  • Reminisce: photo albums, life story book.
  • Music: listen to CD, sing, dance.
  • Share personal life, talk about children, etc.
  • Painting: coloring together.
  • See movies, family videos, travel videos.
  • Touch: hold hands, massage, hugs and kisses.
  • Smile and laugh together, share jokes.
  • Eat together.
validation therapy
Validation therapy
  • Listening with empathy builds trust, reduces anxiety, and restores dignity.
  • People with dementia are in the final stage of life resolution and are trying to resolve unfinished life tasks, crises, or other business.
  • Painful feelings that are expressed, acknowledged and validated by a trusted listener will diminish; painful feelings that are ignored or suppressed will gain strength.
minor and major depression
Minor and Major depression
  • Minor depression: non-drug interventions (such as individualized pleasant activity schedule) is best approach.
  • Major depression: combination of drug therapy and non-drug interventions is best recommended.
  • Treatment of pain is also key to successful outcomes.
  • Older antidepressants: imipramine, amitriptyline, nortriptyline, doxepine. Generally avoided.
  • Newer antidepressants: sertraline (zoloft), citalopram (celexa), mirtazapine (remeron), duloxetine (cymbalta) generally recommended. May use venlafaxine (effexor) or escitalopram (lexapro). Some may need two antidepressants (eg citalopram and mirtazapine). Avoid paroxetine (paxil), fluoxetine (prozac) due to drug interactions.
adverse effects
Adverse effects
  • Older antidepressants: cognitive impairment, cardiac toxicity, hypotension, constipation.
  • Newer antidepressants: nausea, anorexia, vomiting, diarrhea. Small risk of low sodium (especially if person on diuretics), bleeding (especially if person on blood thinners) .

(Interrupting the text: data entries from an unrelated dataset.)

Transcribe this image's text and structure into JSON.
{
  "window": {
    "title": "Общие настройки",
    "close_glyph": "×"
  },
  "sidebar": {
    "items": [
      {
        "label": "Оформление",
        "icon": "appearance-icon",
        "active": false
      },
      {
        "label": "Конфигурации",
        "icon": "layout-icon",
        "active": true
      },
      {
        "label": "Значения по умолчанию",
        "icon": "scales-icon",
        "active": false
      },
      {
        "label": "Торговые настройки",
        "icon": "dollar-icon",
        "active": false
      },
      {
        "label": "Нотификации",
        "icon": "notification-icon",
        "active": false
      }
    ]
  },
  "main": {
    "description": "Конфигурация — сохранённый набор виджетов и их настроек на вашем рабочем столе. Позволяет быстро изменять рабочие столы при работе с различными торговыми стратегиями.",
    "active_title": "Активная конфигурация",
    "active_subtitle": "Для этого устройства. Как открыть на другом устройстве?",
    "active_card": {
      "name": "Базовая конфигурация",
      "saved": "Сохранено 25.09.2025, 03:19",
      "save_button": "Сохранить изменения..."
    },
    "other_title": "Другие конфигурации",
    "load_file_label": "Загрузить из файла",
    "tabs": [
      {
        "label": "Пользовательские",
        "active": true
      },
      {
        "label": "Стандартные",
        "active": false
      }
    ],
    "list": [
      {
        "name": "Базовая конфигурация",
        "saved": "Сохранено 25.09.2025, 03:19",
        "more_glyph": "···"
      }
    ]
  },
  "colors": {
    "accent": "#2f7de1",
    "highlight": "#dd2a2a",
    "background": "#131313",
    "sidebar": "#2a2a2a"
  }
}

  • Significant improvement in major depressive disorder symptoms and anxiety can be seen as early as week 1 or 2. Full antidepressant and anxiolytic effect may take 4 to 6 weeks.
education and counseling
Education and counseling
  • Education of patient/family.
  • Individual and caregiver: Problem solving therapy (especially for stress), cognitive behavior therapy (especially for recurrent depression), interpersonal therapy (especially for grief/bereavement).
  • Logotherapy (we can discover meaning in life in three different ways: by creating a work or doing a deed; by experiencing something or encountering someone; and by the attitude we take toward unavoidable suffering.
referral to a psychiatrist
Referral to a psychiatrist
  • Suicide attempt.
  • Bipolar depression, schizophrenia, schizoaffective disorder.
  • Depression not responding to treatment within 3 months.
  • Depression with high medical complexity.
  • Depression in end-stages of life.
  • Depression with psychotic symptoms.
bottom line
Bottom line
  • Depression is common in nursing home residents. Thus, maintain a high index of suspicion.
  • Depression causes immense suffering and decline in functioning.
  • Depression can be reliably differentiated from dementia.
  • Depression is eminently treatable.
  • Non-drug interventions are as critical as pharmacological interventions in treatment of depression in nursing home residents.